Posters for People Who Love Data + Design

Posted to Site News  |  Nathan Yau

Data graphics that aren’t interactive are better in print, no doubt about it.

I realized this a few years ago while interning for a popular graphics department. It was one thing to see my graphics online, but it was always so much cooler to see them in the paper.

Online stuff is great, but it’s fleeting. You glance, scan, and browse when you’re online. You look, examine, and read when it’s in print.

Plus, paper provides more space. Data needs room to breathe.

Enter FlowingPrints.

Data + Design Posters

Posters For People Who Love Data + Design

Simply put, FlowingPrints is a project to get data in print. It’s like FlowingData’s better looking cousin.

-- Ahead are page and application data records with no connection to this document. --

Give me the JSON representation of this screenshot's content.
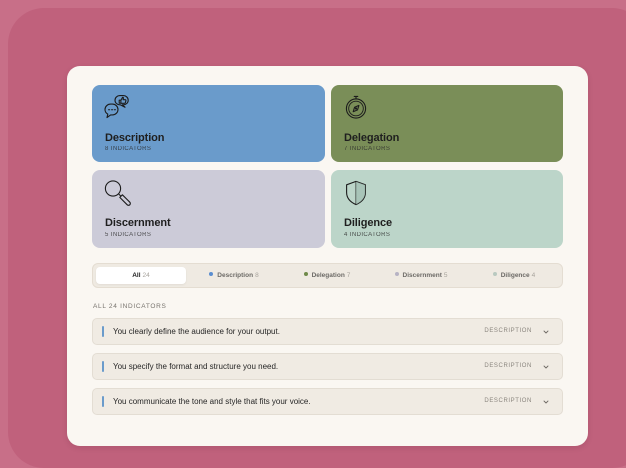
{
  "colors": {
    "background": "#c86f88",
    "frame": "#c0617c",
    "description": "#6a9bcb",
    "delegation": "#7a8e58",
    "discernment": "#cccbd8",
    "diligence": "#bcd5c9"
  },
  "cards": [
    {
      "title": "Description",
      "subtitle": "8 INDICATORS",
      "icon": "speech-bubbles-thumbs-up-icon"
    },
    {
      "title": "Delegation",
      "subtitle": "7 INDICATORS",
      "icon": "compass-icon"
    },
    {
      "title": "Discernment",
      "subtitle": "5 INDICATORS",
      "icon": "magnifier-icon"
    },
    {
      "title": "Diligence",
      "subtitle": "4 INDICATORS",
      "icon": "shield-icon"
    }
  ],
  "tabs": [
    {
      "label": "All",
      "count": "24",
      "active": true
    },
    {
      "label": "Description",
      "count": "8",
      "dot": "#5b8ed0"
    },
    {
      "label": "Delegation",
      "count": "7",
      "dot": "#6f8a4a"
    },
    {
      "label": "Discernment",
      "count": "5",
      "dot": "#b7b3c4"
    },
    {
      "label": "Diligence",
      "count": "4",
      "dot": "#b9c9c0"
    }
  ],
  "section_heading": "ALL 24 INDICATORS",
  "indicators": [
    {
      "text": "You clearly define the audience for your output.",
      "category": "DESCRIPTION"
    },
    {
      "text": "You specify the format and structure you need.",
      "category": "DESCRIPTION"
    },
    {
      "text": "You communicate the tone and style that fits your voice.",
      "category": "DESCRIPTION"
    }
  ]
}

I mentioned the project a while ago, and I’m happy to say that the first series will be available in less than a week.

I collaborated with two designers – Atley G. Kasky and Robert Di Ieso, Jr. – to create a three-poster series around a single theme: the state of education. We looked at several decades of data from the National Center for Education Statistics (NCES).

Each poster gives you a different point of view, and each tells a different story.

The Authors

Atley is a graphic designer at GOOD and co-curates But Does it Float; Robert is a designer and illustrator who has done work for The New York Times, Time Inc., and Fast Company Magazine; and me, well, you already know what I do.

That should give you a hint as to what type of design you’re going to see in these posters. Needless to say, it’ll be a healthy mix of traditional statistical graphics and tasty eye candy, informative and fun to examine.

Be First to Know + Special Offer

This week, I’m putting in the finishing touches, and we’ll be ready to go. If you haven’t already, you can sign up on this page to be first to know when the series is available; I’ll email you the minute FlowingPrints goes live. It’ll be first-come, first-served.

There will also be a promotion code in the announcement email, so make sure you take advantage of that too.

More soon…

2 Comments

Favorites

The Most Unisex Names in US History

Moving on from the most trendy names in US history, let’s look at the most unisex ones. Some names have …

Life expectancy changes

The data goes back to 1960 and up to the most current estimates for 2009. Each line represents a country.

Watching the growth of Walmart – now with 100% more Sam’s Club

The ever so popular Walmart growth map gets an update, and yes, it still looks like a wildfire. Sam’s Club follows soon after, although not nearly as vigorously.

Divorce Rates for Different Groups

We know when people usually get married. We know who never marries. Finally, it’s time to look at the other side: divorce and remarriage.